It came into my family in March 1907 with the deed going to John Boyle (my third great-grandfather). With the death of John Boyle, it passed into the hands of the O’Connell family, specifically my great-grandfather, Edward F. O’Connell. It passed to my Great Uncle, Edward A. O’Connell in 1941 and James O’Connell was added to the deed soon after.
It was common for multiple family units in the Irish immigrant community to fill these venerable old Brownstones. From 1907 through the late 1980’s, 164 Dean Street was the home of many of the Irish names that run in my family; Boyle, Cooke, Mahoney, and O’Connell.
I went into Newspapers.com and found The Brooklyn Daily Eagle, the daily paper for Brooklyn for 114 years from 1841 to 1955. What I found was a little bit of a revelation. I caught some of my ancestors living their daily lives. The first thing to catch my eye with the Dean Street address was a letter written by my, then 10-year-old, grandmother to the children’s page published in May 1917 seeking admission to the Humane Club. It seems to have been a column written by someone who went by “Aunt Jean.”
The newspaper did a lot of society reporting, and it actually reported on parties on Dean Street. Mary Boyle Cooke (my second great-grandmother) celebrated her 81st birthday:
There were parties for my cousin William “Billy” J. Mahoney, Jr. (1st cousin, 2 X removed) The first was his 21 birthday party, the second announced his return home on furlough from the army.

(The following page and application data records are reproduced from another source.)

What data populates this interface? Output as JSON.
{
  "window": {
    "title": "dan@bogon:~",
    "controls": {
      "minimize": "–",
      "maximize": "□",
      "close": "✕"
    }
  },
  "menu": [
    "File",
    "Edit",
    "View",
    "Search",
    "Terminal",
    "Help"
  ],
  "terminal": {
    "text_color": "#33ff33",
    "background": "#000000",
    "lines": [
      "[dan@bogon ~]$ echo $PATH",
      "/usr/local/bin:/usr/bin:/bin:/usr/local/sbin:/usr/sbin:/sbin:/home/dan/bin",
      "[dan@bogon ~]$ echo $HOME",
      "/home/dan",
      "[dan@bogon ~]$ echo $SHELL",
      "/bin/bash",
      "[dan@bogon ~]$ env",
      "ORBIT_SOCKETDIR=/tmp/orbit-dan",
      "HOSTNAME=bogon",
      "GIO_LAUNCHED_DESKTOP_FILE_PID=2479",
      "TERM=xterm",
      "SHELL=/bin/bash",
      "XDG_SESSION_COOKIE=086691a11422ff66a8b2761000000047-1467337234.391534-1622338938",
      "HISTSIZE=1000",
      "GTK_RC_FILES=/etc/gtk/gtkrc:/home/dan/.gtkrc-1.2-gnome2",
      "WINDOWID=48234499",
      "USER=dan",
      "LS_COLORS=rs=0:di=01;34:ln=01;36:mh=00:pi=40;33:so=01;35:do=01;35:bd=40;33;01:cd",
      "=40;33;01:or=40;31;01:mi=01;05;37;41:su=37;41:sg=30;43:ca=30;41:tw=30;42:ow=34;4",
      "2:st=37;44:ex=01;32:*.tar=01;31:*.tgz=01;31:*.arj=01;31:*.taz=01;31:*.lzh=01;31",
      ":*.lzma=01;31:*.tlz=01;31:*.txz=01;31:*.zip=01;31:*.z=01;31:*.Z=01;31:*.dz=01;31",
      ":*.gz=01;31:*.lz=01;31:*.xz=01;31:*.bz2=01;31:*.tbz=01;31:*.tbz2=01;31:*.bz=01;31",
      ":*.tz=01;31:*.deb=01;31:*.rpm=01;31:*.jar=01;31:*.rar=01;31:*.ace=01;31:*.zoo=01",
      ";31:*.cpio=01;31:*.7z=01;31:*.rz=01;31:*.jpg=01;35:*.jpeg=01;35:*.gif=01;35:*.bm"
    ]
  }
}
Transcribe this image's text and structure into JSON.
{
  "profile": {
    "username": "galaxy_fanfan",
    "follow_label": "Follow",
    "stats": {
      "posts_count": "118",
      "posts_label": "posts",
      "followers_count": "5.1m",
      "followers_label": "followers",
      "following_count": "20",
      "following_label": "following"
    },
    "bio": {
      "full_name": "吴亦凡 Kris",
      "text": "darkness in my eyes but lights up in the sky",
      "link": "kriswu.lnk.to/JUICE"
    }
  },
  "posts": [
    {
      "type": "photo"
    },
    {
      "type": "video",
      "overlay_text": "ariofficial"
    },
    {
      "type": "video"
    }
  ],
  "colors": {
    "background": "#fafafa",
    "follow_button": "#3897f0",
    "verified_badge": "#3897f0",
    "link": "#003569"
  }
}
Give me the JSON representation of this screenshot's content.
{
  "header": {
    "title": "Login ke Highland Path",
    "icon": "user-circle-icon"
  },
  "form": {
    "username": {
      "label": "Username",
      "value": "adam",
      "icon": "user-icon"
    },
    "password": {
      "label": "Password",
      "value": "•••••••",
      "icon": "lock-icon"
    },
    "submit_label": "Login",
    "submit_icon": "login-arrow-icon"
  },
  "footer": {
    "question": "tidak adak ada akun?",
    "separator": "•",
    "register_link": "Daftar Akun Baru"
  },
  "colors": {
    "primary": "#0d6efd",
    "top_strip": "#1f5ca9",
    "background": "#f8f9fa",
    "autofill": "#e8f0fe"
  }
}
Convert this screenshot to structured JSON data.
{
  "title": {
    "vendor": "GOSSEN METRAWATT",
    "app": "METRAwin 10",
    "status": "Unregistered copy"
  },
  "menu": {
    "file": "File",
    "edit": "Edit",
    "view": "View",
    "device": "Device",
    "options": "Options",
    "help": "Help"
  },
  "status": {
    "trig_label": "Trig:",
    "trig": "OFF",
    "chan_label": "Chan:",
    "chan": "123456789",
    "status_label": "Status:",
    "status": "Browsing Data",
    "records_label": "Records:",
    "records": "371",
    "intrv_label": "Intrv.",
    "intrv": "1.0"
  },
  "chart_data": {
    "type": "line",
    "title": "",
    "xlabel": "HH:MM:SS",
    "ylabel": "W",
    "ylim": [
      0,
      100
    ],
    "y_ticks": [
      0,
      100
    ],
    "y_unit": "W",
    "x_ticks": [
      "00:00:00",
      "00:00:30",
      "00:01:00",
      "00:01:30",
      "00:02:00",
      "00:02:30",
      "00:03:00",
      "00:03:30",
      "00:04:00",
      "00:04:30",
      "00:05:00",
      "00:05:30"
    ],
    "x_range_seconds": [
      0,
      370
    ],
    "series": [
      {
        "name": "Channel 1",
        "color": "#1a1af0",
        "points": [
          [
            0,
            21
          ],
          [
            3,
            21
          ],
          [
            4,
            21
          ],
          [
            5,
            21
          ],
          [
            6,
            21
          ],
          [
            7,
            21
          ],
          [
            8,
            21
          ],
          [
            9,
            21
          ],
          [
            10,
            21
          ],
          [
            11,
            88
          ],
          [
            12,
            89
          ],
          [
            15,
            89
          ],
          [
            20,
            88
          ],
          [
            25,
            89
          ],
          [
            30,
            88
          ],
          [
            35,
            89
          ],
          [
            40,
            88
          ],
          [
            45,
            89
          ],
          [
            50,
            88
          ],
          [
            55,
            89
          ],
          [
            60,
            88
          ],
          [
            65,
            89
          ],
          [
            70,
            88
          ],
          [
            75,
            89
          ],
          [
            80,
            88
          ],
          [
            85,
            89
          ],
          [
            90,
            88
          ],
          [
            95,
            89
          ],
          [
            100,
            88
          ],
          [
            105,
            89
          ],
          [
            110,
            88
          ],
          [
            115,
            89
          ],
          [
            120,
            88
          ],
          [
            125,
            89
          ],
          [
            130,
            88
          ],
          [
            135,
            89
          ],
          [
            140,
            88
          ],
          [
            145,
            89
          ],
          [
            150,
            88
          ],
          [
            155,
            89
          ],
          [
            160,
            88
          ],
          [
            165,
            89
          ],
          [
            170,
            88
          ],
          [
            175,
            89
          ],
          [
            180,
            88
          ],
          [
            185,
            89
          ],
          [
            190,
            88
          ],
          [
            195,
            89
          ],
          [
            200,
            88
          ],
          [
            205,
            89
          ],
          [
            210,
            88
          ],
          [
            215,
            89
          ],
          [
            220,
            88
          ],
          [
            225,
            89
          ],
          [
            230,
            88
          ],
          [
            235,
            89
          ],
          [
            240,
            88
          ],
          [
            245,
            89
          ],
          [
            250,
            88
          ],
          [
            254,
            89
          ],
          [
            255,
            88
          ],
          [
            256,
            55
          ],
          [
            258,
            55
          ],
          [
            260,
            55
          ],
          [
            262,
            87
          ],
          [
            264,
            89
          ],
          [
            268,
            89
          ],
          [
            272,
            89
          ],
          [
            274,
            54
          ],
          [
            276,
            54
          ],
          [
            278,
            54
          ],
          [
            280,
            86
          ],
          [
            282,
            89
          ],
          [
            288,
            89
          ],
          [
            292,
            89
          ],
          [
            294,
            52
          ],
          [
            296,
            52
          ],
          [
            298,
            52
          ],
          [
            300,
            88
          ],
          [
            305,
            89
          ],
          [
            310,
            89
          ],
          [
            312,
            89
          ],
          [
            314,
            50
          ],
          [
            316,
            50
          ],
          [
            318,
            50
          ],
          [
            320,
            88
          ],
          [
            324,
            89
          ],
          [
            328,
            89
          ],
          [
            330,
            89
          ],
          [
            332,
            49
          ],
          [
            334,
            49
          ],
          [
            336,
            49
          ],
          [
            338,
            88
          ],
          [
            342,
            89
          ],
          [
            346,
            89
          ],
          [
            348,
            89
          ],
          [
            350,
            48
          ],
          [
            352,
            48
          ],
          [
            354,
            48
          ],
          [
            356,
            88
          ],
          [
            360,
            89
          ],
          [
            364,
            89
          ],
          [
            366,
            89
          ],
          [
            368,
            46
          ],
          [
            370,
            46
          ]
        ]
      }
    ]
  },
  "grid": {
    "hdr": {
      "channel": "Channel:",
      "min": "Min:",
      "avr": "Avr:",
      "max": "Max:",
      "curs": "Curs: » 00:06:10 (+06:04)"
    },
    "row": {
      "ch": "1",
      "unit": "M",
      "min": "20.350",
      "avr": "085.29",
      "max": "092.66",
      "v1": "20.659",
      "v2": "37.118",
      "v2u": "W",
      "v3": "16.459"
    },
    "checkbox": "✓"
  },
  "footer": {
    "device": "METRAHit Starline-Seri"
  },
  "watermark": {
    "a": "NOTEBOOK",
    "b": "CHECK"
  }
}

With all those “Misses” invited, I think his mother, my second great-aunt “Gertie,” may have been trying to marry Billy off in 1941.
Billy would, like so many young men during that time, join the Army. He went to boot camp at Fort Jackson, South Carolina. Either during a break in training or before heading over to the European theater he came home on a furlough, and his mother threw him another party.
I think the second event was a lot more bittersweet than the 21st birthday celebration. Billy would go on to fight in Europe where he was wounded in action. He came home to Dean Street and took care of his mother. He never did marry.
My great Uncle Ed (Edward A. O’Connell) was an interesting character. He was a banker, a talented artist and a bit of an amateur historian of the Fire Department in New York City. In his study on the third floor of the brownstone on Dean Street he had painted a borough map of Brooklyn with the locations of all the fire houses, call boxes and graphics of some of the equipment. I don’t know if any photographs of the wall were ever taken. If there are any out there, I would love a copy. On 24 October 1948, his work appeared in the Old Timers section of the paper. Both the graphic and the write-up were his work.
I was originally looking for information on births and deaths. I found the life in between.